With one in five secondary schools developing subject specialisations and another becoming a selective (rejective) grammar school ("a grammar school in every town"), we are left with three out of every five schools degenerating into lacklustre secondary-modern status.
These would be underfunded, would be short of well-qualified specialist teachers and would inevitably occupy very modest positions in the examination league tables.
It is not difficult to imagine what would happen to the educational prospects and to the self-esteem of the pupils, especially the late developers, as their schools start the downward spiral resulting from the loss of their fair share of the more able intake.
Under the manifesto proposals, it would take the parents of only one school to vote for selective grammar status for the fully comprehensive pattern to collapse. Around 85 per cent of the children in the new grammar school's original catchment area would have to be bussed to other schools, so destroying the links between school and the communities to which the children belong.
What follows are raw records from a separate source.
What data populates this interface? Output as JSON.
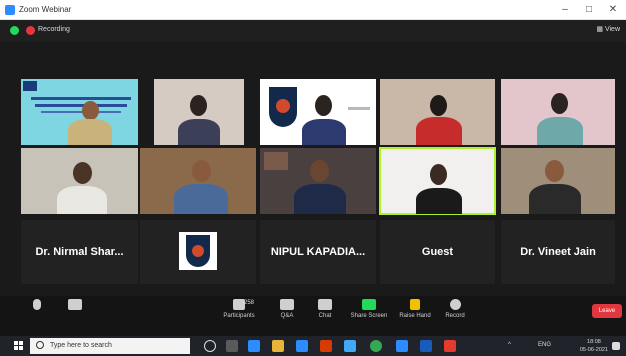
{
  "window": {
    "title": "Zoom Webinar",
    "minimize": "–",
    "maximize": "□",
    "close": "✕"
  },
  "topbar": {
    "recording_label": "Recording",
    "view_label": "View"
  },
  "tiles": {
    "name_1": "Dr. Nirmal Shar...",
    "name_2": "NIPUL  KAPADIA...",
    "name_3": "Guest",
    "name_4": "Dr. Vineet Jain",
    "logo_text": "RMU"
  },
  "controls": {
    "participants_label": "Participants",
    "participants_count": "258",
    "qa_label": "Q&A",
    "chat_label": "Chat",
    "share_label": "Share Screen",
    "raise_label": "Raise Hand",
    "record_label": "Record",
    "leave_label": "Leave"
  },
  "taskbar": {
    "search_placeholder": "Type here to search",
    "lang": "ENG",
    "time": "18:08",
    "date": "05-06-2021"
  },
  "colors": {
    "zoom_blue": "#2d8cff",
    "recording_red": "#e0383e",
    "active_speaker": "#aef02c",
    "share_green": "#23d959"
  }
}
We can only trust that these proposals are never implemented.
D H KEDGE